▶ **What needs to be done**:
Find every line in the material below with the string "Drive" and state how many there are, with no other text.
####################
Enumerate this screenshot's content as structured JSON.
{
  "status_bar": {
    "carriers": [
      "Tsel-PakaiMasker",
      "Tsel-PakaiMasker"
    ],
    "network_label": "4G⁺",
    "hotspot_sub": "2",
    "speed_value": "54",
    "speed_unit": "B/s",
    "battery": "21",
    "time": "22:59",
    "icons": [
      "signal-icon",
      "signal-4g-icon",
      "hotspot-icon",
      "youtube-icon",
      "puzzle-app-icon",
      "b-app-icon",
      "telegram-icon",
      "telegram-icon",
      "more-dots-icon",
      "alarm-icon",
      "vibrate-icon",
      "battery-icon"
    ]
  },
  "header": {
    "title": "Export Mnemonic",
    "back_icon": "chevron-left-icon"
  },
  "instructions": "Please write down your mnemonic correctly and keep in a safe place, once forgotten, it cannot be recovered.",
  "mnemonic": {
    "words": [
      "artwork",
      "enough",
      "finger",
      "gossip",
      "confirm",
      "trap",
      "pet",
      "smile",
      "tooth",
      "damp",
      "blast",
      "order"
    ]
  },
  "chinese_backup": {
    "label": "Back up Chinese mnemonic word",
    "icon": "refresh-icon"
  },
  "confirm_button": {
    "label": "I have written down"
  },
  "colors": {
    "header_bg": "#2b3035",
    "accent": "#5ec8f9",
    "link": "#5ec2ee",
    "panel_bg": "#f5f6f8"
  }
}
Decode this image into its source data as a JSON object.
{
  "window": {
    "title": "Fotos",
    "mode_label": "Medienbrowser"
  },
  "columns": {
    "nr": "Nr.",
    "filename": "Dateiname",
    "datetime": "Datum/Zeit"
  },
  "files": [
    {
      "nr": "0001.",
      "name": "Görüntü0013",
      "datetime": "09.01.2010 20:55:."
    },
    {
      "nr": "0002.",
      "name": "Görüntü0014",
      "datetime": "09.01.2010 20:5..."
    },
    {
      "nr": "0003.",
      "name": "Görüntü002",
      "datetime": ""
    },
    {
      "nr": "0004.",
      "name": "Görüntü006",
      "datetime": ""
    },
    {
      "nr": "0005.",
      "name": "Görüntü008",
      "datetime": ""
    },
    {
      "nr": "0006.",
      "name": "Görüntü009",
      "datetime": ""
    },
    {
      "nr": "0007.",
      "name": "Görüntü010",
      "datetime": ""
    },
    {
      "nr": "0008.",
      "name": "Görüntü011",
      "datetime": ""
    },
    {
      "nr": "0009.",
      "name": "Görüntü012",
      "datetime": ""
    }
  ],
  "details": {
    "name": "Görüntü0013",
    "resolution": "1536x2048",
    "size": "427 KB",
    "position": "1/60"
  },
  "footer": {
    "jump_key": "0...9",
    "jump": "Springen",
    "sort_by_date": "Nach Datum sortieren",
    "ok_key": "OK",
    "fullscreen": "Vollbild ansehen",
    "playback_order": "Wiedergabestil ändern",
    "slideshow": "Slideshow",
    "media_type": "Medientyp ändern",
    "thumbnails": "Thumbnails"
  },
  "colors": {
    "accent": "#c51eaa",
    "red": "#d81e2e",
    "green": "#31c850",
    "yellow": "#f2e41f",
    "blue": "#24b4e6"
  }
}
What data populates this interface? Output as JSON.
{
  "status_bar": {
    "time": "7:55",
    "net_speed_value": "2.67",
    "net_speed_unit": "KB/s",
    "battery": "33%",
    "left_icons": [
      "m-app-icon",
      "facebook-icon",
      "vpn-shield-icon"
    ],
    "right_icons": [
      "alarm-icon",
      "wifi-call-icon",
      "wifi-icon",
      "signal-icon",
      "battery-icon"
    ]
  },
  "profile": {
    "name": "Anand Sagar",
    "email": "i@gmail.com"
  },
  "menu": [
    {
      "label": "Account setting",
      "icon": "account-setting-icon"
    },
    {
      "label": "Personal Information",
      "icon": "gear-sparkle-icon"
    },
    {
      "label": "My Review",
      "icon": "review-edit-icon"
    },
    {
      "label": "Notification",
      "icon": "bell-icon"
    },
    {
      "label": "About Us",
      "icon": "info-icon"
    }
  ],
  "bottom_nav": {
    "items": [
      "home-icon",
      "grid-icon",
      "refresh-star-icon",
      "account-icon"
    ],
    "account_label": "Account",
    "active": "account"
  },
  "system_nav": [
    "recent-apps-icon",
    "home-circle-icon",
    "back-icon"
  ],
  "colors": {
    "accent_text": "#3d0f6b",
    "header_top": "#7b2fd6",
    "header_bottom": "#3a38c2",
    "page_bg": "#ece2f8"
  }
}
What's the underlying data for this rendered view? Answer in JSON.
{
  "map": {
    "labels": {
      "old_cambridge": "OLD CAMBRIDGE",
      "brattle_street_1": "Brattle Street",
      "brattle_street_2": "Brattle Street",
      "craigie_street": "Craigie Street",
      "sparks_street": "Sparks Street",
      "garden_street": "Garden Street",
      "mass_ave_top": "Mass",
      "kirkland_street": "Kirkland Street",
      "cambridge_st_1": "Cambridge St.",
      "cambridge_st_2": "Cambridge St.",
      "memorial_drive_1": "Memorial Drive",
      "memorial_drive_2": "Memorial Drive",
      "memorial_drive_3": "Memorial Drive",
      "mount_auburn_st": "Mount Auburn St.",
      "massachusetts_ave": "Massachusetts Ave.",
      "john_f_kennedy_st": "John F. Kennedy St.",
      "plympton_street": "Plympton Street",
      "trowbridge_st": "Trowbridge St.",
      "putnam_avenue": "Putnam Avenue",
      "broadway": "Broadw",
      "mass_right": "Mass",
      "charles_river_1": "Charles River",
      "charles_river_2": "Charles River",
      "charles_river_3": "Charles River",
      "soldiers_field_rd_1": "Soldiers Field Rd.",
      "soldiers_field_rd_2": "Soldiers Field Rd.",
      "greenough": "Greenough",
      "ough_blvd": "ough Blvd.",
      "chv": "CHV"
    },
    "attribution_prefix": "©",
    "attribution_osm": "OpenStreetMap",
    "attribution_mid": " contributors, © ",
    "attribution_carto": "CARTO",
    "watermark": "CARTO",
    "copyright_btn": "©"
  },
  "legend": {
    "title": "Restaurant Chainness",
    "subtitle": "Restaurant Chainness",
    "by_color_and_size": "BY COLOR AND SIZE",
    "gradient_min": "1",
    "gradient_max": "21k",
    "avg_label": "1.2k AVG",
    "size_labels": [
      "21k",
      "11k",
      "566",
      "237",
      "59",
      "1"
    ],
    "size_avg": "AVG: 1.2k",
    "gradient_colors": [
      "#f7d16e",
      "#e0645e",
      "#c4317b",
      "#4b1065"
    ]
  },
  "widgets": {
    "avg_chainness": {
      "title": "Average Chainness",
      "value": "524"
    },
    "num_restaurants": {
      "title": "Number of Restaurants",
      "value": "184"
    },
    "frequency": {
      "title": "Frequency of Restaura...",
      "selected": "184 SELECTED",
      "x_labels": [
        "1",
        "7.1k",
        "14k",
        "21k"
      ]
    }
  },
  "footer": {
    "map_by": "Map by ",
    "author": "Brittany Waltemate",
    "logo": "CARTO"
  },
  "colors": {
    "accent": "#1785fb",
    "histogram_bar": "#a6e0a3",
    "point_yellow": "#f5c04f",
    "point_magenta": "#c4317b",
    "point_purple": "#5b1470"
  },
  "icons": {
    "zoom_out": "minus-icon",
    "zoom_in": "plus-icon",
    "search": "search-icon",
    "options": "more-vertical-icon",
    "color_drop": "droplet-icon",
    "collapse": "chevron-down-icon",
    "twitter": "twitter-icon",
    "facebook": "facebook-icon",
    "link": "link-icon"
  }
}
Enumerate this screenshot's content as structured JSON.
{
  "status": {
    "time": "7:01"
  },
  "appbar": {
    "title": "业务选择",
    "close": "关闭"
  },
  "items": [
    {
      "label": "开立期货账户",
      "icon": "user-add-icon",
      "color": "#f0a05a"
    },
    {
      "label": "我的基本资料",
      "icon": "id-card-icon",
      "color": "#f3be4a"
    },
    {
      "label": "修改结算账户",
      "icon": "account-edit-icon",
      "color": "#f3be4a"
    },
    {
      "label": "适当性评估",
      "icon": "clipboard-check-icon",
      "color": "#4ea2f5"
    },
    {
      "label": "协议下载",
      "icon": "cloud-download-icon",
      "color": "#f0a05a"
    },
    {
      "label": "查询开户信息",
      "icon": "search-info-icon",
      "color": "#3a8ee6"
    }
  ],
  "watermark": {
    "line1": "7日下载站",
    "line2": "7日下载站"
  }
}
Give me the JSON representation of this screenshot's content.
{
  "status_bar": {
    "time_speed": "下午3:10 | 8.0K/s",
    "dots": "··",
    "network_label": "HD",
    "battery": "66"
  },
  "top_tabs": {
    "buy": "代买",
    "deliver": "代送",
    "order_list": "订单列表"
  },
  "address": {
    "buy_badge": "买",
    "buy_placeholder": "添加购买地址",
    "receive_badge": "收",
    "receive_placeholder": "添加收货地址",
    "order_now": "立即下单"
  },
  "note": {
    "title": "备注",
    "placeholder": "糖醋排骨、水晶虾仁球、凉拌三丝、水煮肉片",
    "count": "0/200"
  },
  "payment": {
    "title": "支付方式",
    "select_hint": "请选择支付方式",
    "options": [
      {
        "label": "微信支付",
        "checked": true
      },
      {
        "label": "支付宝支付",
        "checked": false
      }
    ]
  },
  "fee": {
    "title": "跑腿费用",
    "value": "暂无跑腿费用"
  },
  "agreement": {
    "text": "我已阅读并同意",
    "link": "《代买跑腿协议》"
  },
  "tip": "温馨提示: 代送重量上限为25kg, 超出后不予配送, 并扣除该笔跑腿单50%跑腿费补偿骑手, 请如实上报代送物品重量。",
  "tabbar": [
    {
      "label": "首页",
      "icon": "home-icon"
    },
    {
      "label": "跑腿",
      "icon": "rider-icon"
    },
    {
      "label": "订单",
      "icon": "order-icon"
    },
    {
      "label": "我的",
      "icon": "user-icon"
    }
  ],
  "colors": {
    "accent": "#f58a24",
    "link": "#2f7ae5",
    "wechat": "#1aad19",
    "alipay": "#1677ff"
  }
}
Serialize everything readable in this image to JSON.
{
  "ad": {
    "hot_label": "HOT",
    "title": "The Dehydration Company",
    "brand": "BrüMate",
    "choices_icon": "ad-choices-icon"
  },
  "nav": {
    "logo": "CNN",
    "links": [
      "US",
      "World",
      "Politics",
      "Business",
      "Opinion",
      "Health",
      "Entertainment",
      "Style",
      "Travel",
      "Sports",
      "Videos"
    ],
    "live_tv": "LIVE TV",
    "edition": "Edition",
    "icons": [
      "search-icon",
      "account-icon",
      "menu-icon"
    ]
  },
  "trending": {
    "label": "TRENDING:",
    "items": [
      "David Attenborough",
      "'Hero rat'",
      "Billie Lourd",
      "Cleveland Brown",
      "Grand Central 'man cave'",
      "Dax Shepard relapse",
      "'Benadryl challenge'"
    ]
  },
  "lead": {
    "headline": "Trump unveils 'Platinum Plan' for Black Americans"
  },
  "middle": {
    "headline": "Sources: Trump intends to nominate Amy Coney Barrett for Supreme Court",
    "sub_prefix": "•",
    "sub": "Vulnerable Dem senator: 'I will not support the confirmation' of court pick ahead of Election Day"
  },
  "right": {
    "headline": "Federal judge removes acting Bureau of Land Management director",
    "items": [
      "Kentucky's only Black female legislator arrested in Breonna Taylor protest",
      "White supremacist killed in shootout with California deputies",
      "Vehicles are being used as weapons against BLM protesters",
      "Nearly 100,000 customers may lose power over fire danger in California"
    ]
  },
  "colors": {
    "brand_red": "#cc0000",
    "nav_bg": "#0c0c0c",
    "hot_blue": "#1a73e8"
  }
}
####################
▶ **Task response**:
3